And, most significant, the building has no furnace or boiler. All heating and cooling are accomplished through a geothermal well system. As Mark Tighe and Steve Knight of Engelberth describe it, the construction team drilled two wells beside the building down 565 and 725 feet to a large aquifer that sits below lake level. Pumps draw the water — which remains at 52 degrees all year — through a closed-pipe loop past a heat exchanger, where its temperature is transferred to water in another closed-pipe loop running through the building. (The closed loops prevent adulteration of the aquifer.) Thirty-five strategically located coil-and-fan units, or heat pumps, blow the moderate-temperature air into the building. On the coldest days, electric heat will provide a boost.
“The building will have very, very low energy use,” declares Carroon, who used geothermal wells in several previous projects, including Trinity Church and three Harvard University buildings. According to Christina Erickson, the college’s sustainability coordinator, software development students are currently designing an interactive “dashboard” for the building that will display energy-usage measurements in real time.
Perry Hall’s impending LEED platinum designation reflects only part of its sustainable design. Like most preservation architects, Carroon finds the U.S. Green Building Council’s rating system weighted toward new construction and less rewarding of building reuse than are other rating systems — even though, as Erickson puts it, “Building more is not better if we’re really talking about our greenhouse-gas emissions.”

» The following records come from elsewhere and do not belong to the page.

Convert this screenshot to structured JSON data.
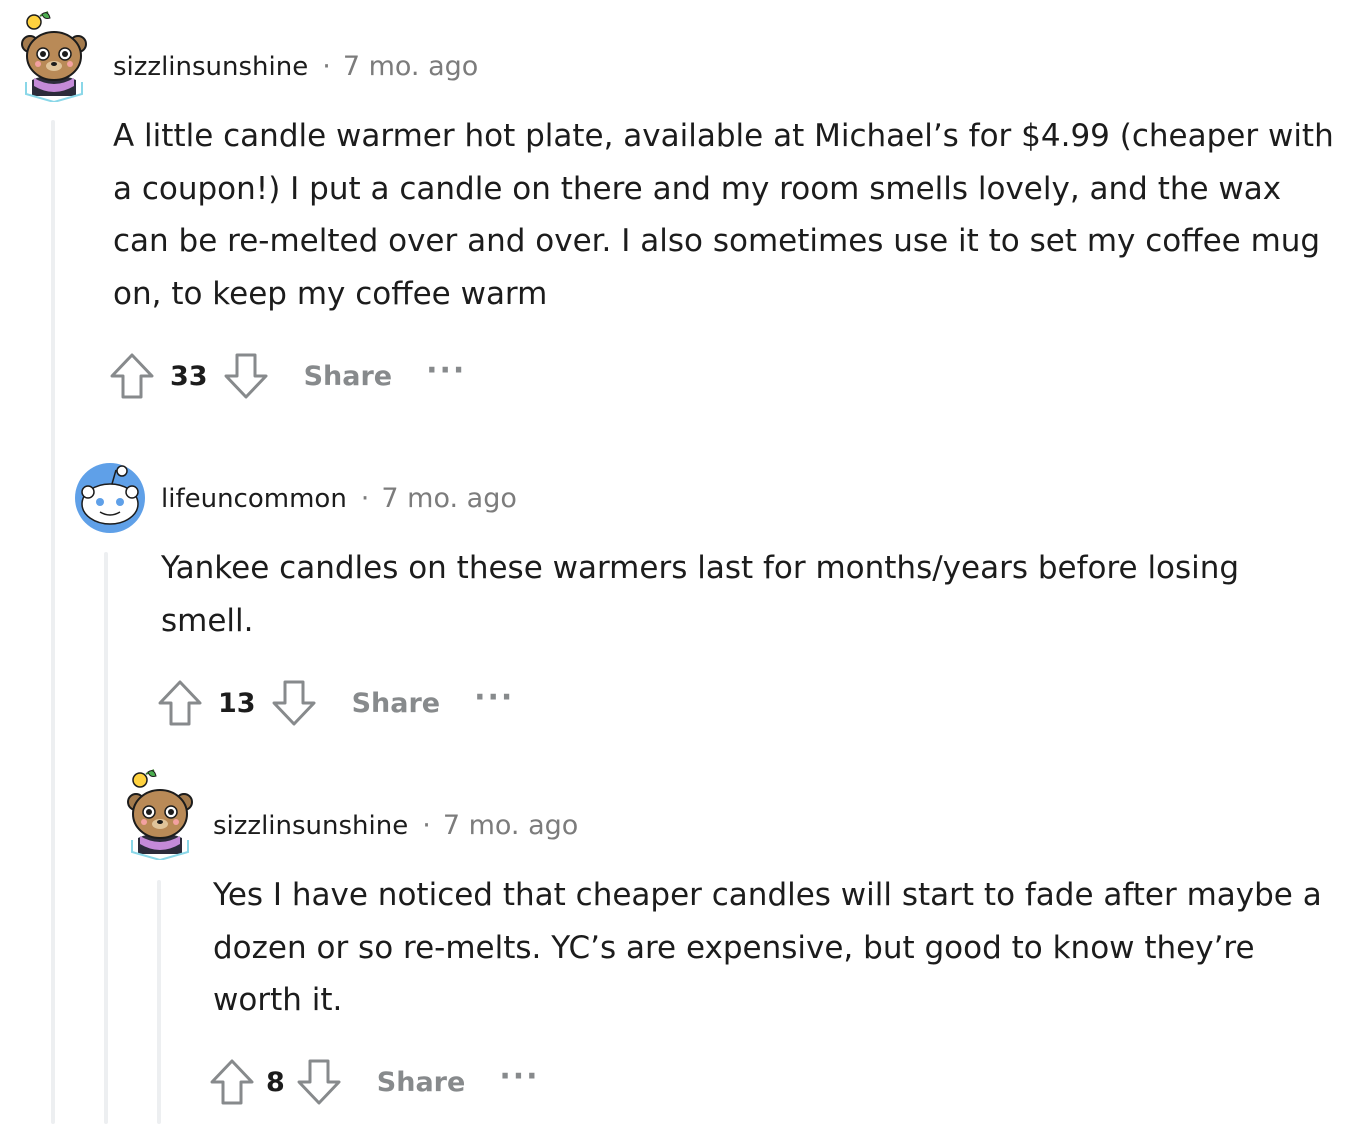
{
  "comments": [
    {
      "author": "sizzlinsunshine",
      "separator": "·",
      "time": "7 mo. ago",
      "body": "A little candle warmer hot plate, available at Michael’s for $4.99 (cheaper with a coupon!) I put a candle on there and my room smells lovely, and the wax can be re-melted over and over. I also sometimes use it to set my coffee mug on, to keep my coffee warm",
      "score": "33",
      "share_label": "Share",
      "more_label": "···",
      "avatar_icon": "bear-avatar-icon"
    },
    {
      "author": "lifeuncommon",
      "separator": "·",
      "time": "7 mo. ago",
      "body": "Yankee candles on these warmers last for months/years before losing smell.",
      "score": "13",
      "share_label": "Share",
      "more_label": "···",
      "avatar_icon": "snoo-avatar-icon"
    },
    {
      "author": "sizzlinsunshine",
      "separator": "·",
      "time": "7 mo. ago",
      "body": "Yes I have noticed that cheaper candles will start to fade after maybe a dozen or so re-melts. YC’s are expensive, but good to know they’re worth it.",
      "score": "8",
      "share_label": "Share",
      "more_label": "···",
      "avatar_icon": "bear-avatar-icon"
    }
  ],
  "colors": {
    "text": "#1c1c1c",
    "meta": "#7c7c7c",
    "action": "#878a8c",
    "thread_line": "#edeff1",
    "snoo_blue": "#5fa0e8"
  }
}
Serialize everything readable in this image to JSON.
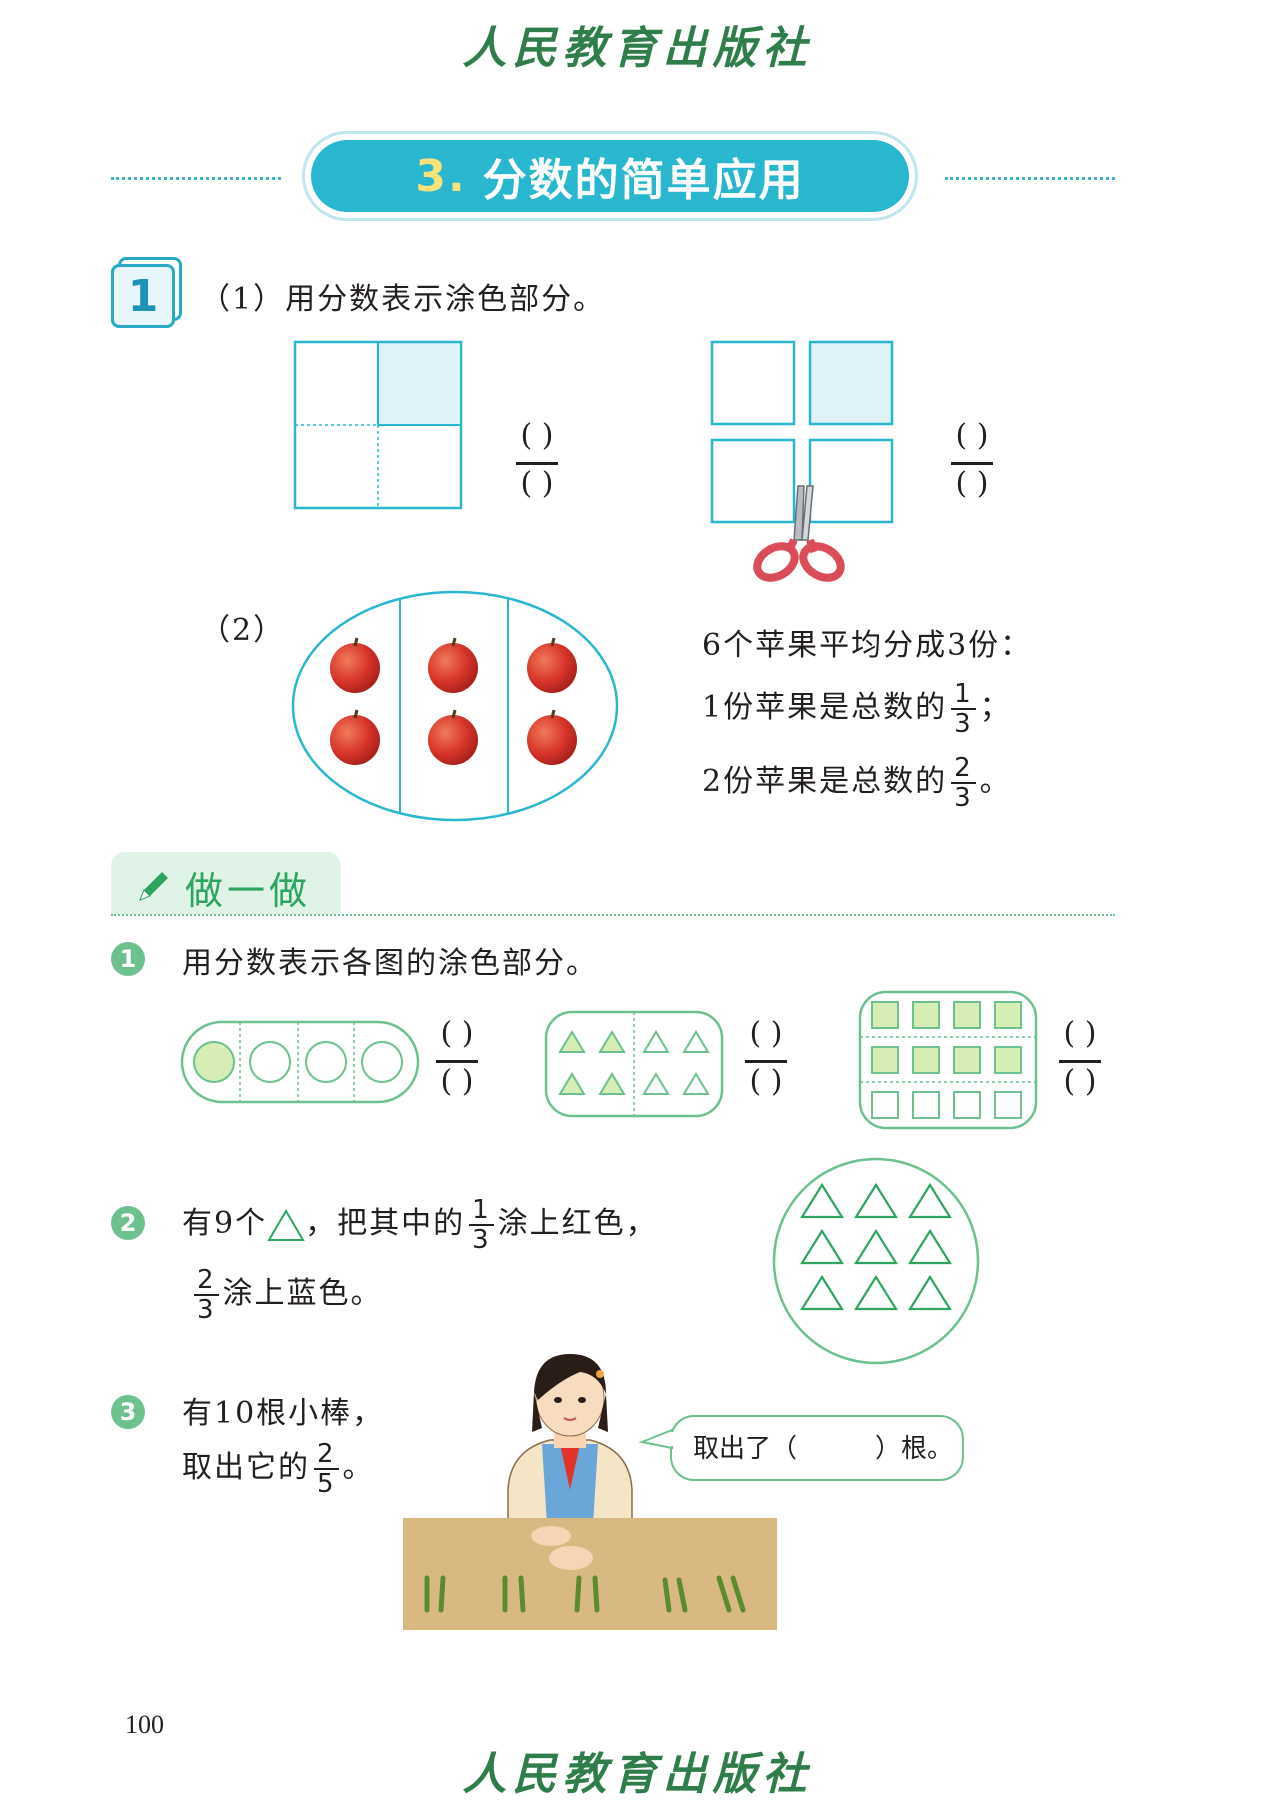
{
  "header": {
    "publisher": "人民教育出版社"
  },
  "footer": {
    "publisher": "人民教育出版社",
    "page_number": "100"
  },
  "section": {
    "number": "3.",
    "title": "分数的简单应用"
  },
  "example1": {
    "badge": "1",
    "part1_label": "（1）用分数表示涂色部分。",
    "part2_label": "（2）",
    "blank_numerator": "(   )",
    "blank_denominator": "(   )",
    "statement_line1": "6个苹果平均分成3份：",
    "statement_line2_prefix": "1份苹果是总数的",
    "statement_line2_num": "1",
    "statement_line2_den": "3",
    "statement_line2_suffix": "；",
    "statement_line3_prefix": "2份苹果是总数的",
    "statement_line3_num": "2",
    "statement_line3_den": "3",
    "statement_line3_suffix": "。"
  },
  "practice": {
    "heading": "做一做",
    "q1": {
      "number": "1",
      "text": "用分数表示各图的涂色部分。"
    },
    "q2": {
      "number": "2",
      "text_a": "有9个",
      "text_b": "，把其中的",
      "frac1_num": "1",
      "frac1_den": "3",
      "text_c": "涂上红色，",
      "frac2_num": "2",
      "frac2_den": "3",
      "text_d": "涂上蓝色。"
    },
    "q3": {
      "number": "3",
      "line1": "有10根小棒，",
      "line2_prefix": "取出它的",
      "frac_num": "2",
      "frac_den": "5",
      "line2_suffix": "。",
      "speech": "取出了（　　　）根。"
    }
  },
  "colors": {
    "teal": "#29b6cf",
    "shade_blue": "#dff2f8",
    "green_line": "#6cc18f",
    "green_fill": "#d6edb5",
    "apple_red": "#d8352a"
  }
}
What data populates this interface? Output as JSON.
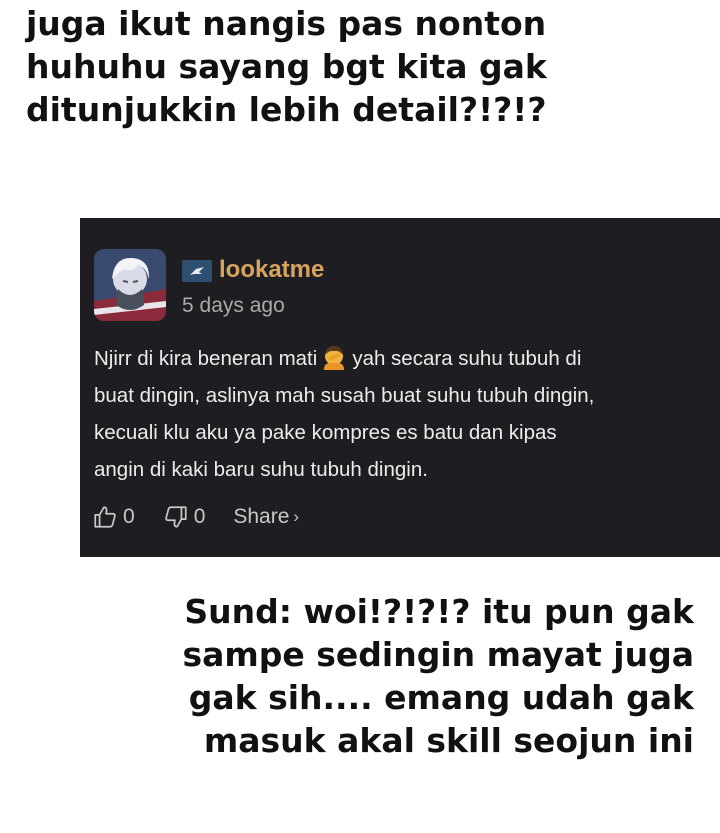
{
  "top_caption": {
    "lines": [
      "juga ikut nangis pas nonton",
      "huhuhu sayang bgt kita gak",
      "ditunjukkin lebih detail?!?!?"
    ]
  },
  "comment": {
    "username": "lookatme",
    "timestamp": "5 days ago",
    "body_lines": [
      "Njirr di kira beneran mati",
      "yah secara suhu tubuh di",
      "buat dingin, aslinya mah susah buat suhu tubuh dingin,",
      "kecuali klu aku ya pake kompres es batu dan kipas",
      "angin di kaki baru suhu tubuh dingin."
    ],
    "emoji": "person-facepalming-emoji",
    "likes": "0",
    "dislikes": "0",
    "share_label": "Share",
    "share_chevron": "›",
    "username_color": "#d8a35c",
    "card_background": "#1e1e22"
  },
  "bottom_caption": {
    "lines": [
      "Sund: woi!?!?!? itu pun gak",
      "sampe sedingin mayat juga",
      "gak sih.... emang udah gak",
      "masuk akal skill seojun ini"
    ]
  },
  "icons": {
    "like": "thumbs-up-icon",
    "dislike": "thumbs-down-icon",
    "badge": "rank-badge-icon"
  }
}
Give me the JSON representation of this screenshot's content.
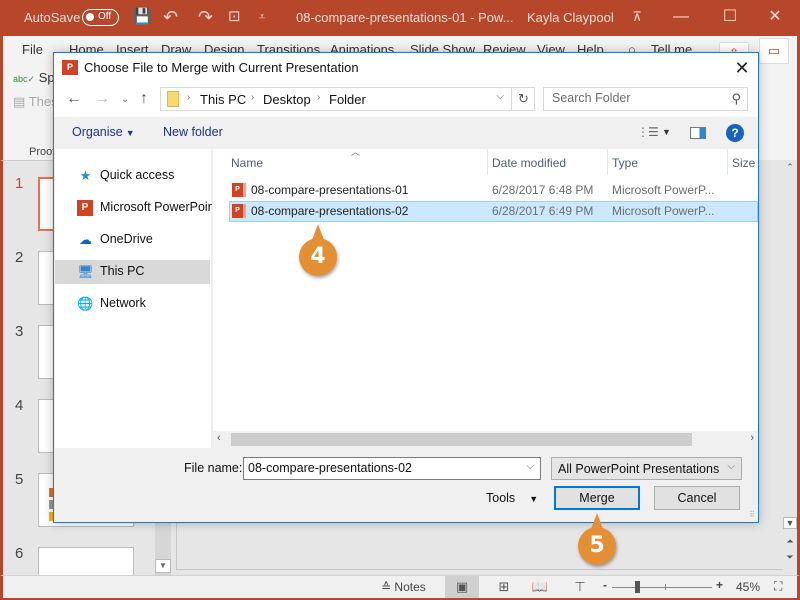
{
  "titlebar": {
    "autosave_label": "AutoSave",
    "autosave_state": "Off",
    "document_title": "08-compare-presentations-01  -  Pow...",
    "user_name": "Kayla Claypool",
    "icons": {
      "save": "💾",
      "undo": "↶",
      "redo": "↷",
      "present": "⊡",
      "customize": "⩡",
      "ribbon_display": "⊼",
      "minimize": "—",
      "maximize": "☐",
      "close": "✕"
    }
  },
  "ribbon": {
    "tabs": [
      "File",
      "Home",
      "Insert",
      "Draw",
      "Design",
      "Transitions",
      "Animations",
      "Slide Show",
      "Review",
      "View",
      "Help"
    ],
    "tell_me": "Tell me",
    "spelling": "Spel",
    "thesaurus": "Thes",
    "group_label": "Proof"
  },
  "slides_pane": {
    "slide_numbers": [
      "1",
      "2",
      "3",
      "4",
      "5",
      "6"
    ],
    "active_slide": "1"
  },
  "dialog": {
    "title": "Choose File to Merge with Current Presentation",
    "title_icon": "P",
    "address": {
      "breadcrumbs": [
        "This PC",
        "Desktop",
        "Folder"
      ]
    },
    "search_placeholder": "Search Folder",
    "toolbar": {
      "organise": "Organise",
      "new_folder": "New folder",
      "help": "?"
    },
    "nav": [
      {
        "label": "Quick access",
        "icon": "★",
        "selected": false
      },
      {
        "label": "Microsoft PowerPoint",
        "icon": "P",
        "selected": false
      },
      {
        "label": "OneDrive",
        "icon": "☁",
        "selected": false
      },
      {
        "label": "This PC",
        "icon": "🖥",
        "selected": true
      },
      {
        "label": "Network",
        "icon": "🌐",
        "selected": false
      }
    ],
    "columns": [
      "Name",
      "Date modified",
      "Type",
      "Size"
    ],
    "files": [
      {
        "name": "08-compare-presentations-01",
        "date": "6/28/2017 6:48 PM",
        "type": "Microsoft PowerP...",
        "size": "",
        "selected": false
      },
      {
        "name": "08-compare-presentations-02",
        "date": "6/28/2017 6:49 PM",
        "type": "Microsoft PowerP...",
        "size": "",
        "selected": true
      }
    ],
    "file_name_label": "File name:",
    "file_name_value": "08-compare-presentations-02",
    "file_type": "All PowerPoint Presentations",
    "tools_label": "Tools",
    "merge_label": "Merge",
    "cancel_label": "Cancel"
  },
  "callouts": {
    "step4": "4",
    "step5": "5"
  },
  "statusbar": {
    "notes_label": "Notes",
    "zoom_level": "45%",
    "zoom_minus": "-",
    "zoom_plus": "+"
  },
  "colors": {
    "accent": "#b7472a",
    "callout": "#e58f35",
    "selection": "#cce8ff",
    "focus": "#0078d7"
  }
}
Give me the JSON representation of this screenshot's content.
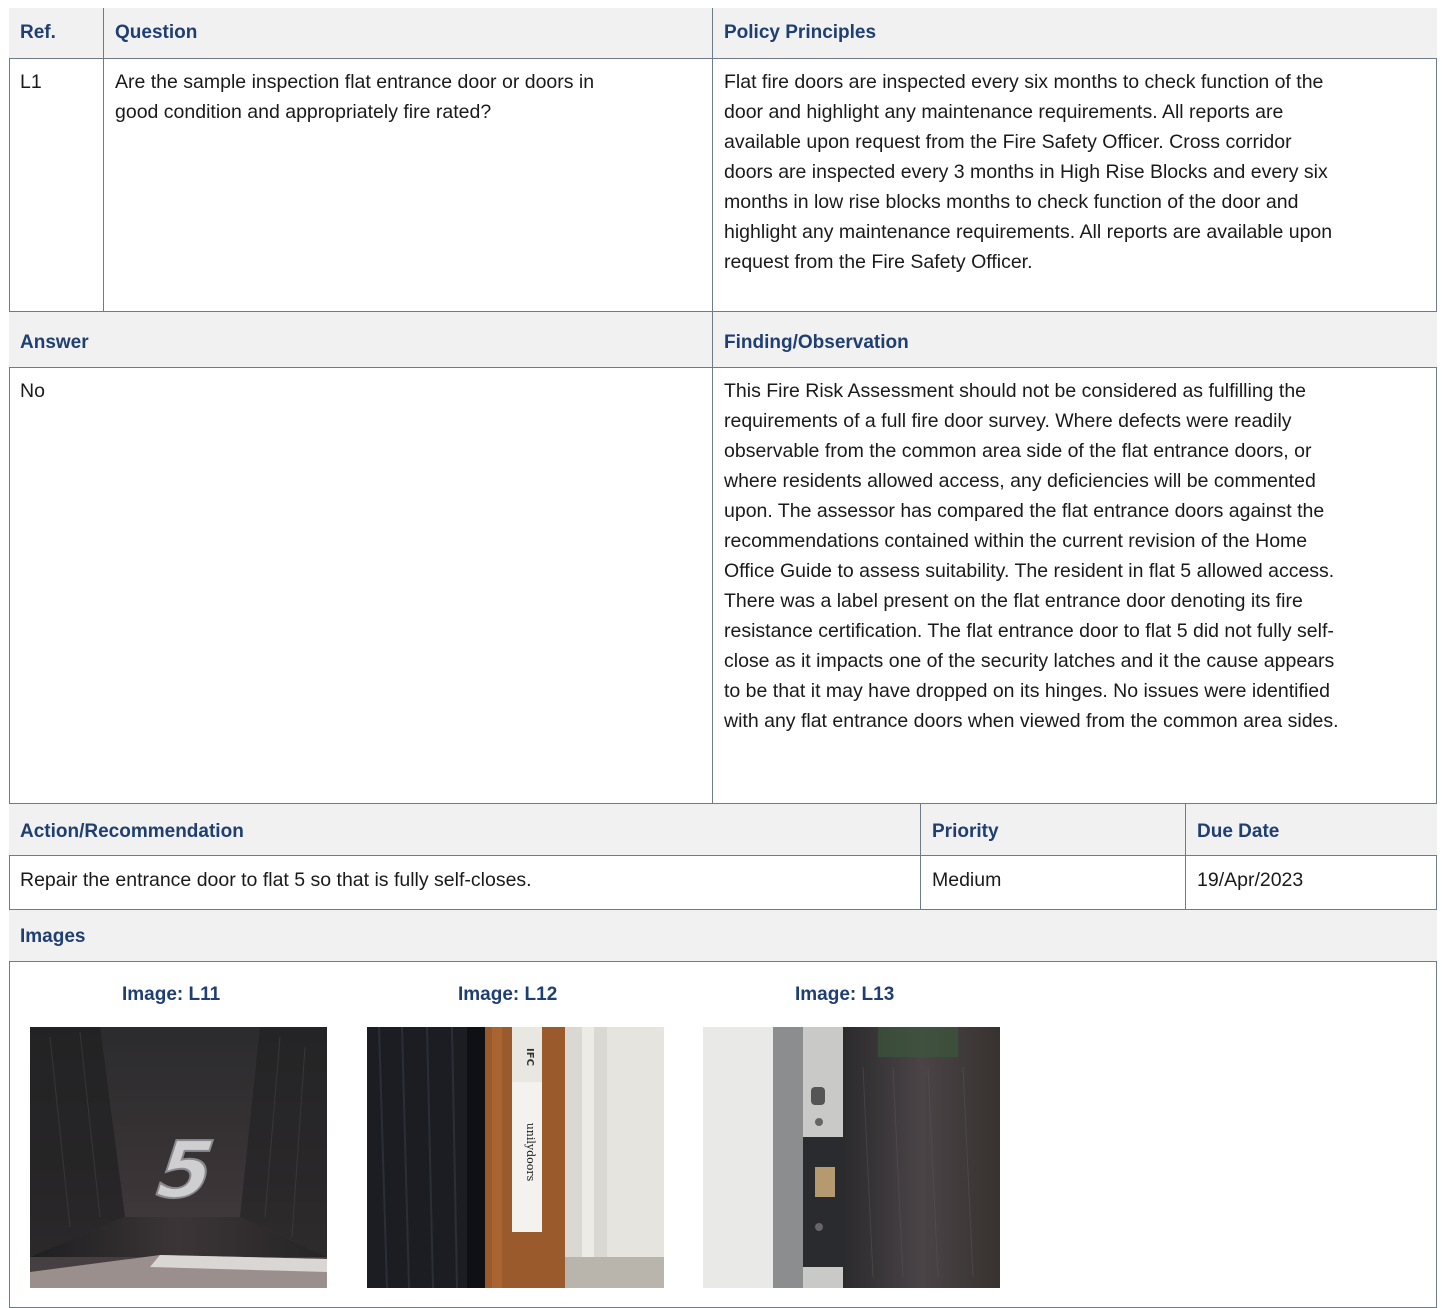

“[LEED] is still very much consumption based, and consumption is the problem that got us here in the first place,” Carroon says. The system also doesn’t reward durability — “thinking through the service life of a building,” as she puts it — though that was one of her main concerns with Perry Hall. By using exterior steel supports, including two X-shaped lateral braces designed in collaboration with Burlington-based Engineering Ventures, Carroon eliminated the need for interior columns, allowing the building’s spaces to be reconfigured for different purposes 50 or 100 years from now.
Carroon also considered all-wood construction, but balked when she learned the wood would be coming from Vancouver instead of Vermont. And she looked into both solar and wind power. A wind turbine would have had to be too tall — and therefore too expensive — to be worthwhile, and solar panels are still, in her opinion, “not terribly affordable or effective.” But both options can be added as they become more sophisticated, she says.
All of this came at a price, of course: The building itself cost $12 million, and that doesn’t include the landscaping and barn and cottage renovations. Mease says the college took out a $12 million tax-exempt bond, and another $3 million came from its ongoing capital campaign, called “Vision. Innovation. Passion.”
Carroon can’t credit Champlain enough for that vision. “It’s unusual to find a client who is as visionary as Champlain,” she says more than once. And, while city residents who live near the college tend to view its expansion with a wary eye, they generally appreciate the institution’s commitment to historically respectful renovations.
If it’s true, as Carroon claims, that “the stats on visiting students are that they decide within the first 15 minutes — I call it karmic shopping,” then Champlain’s millions may prove to be money well spent.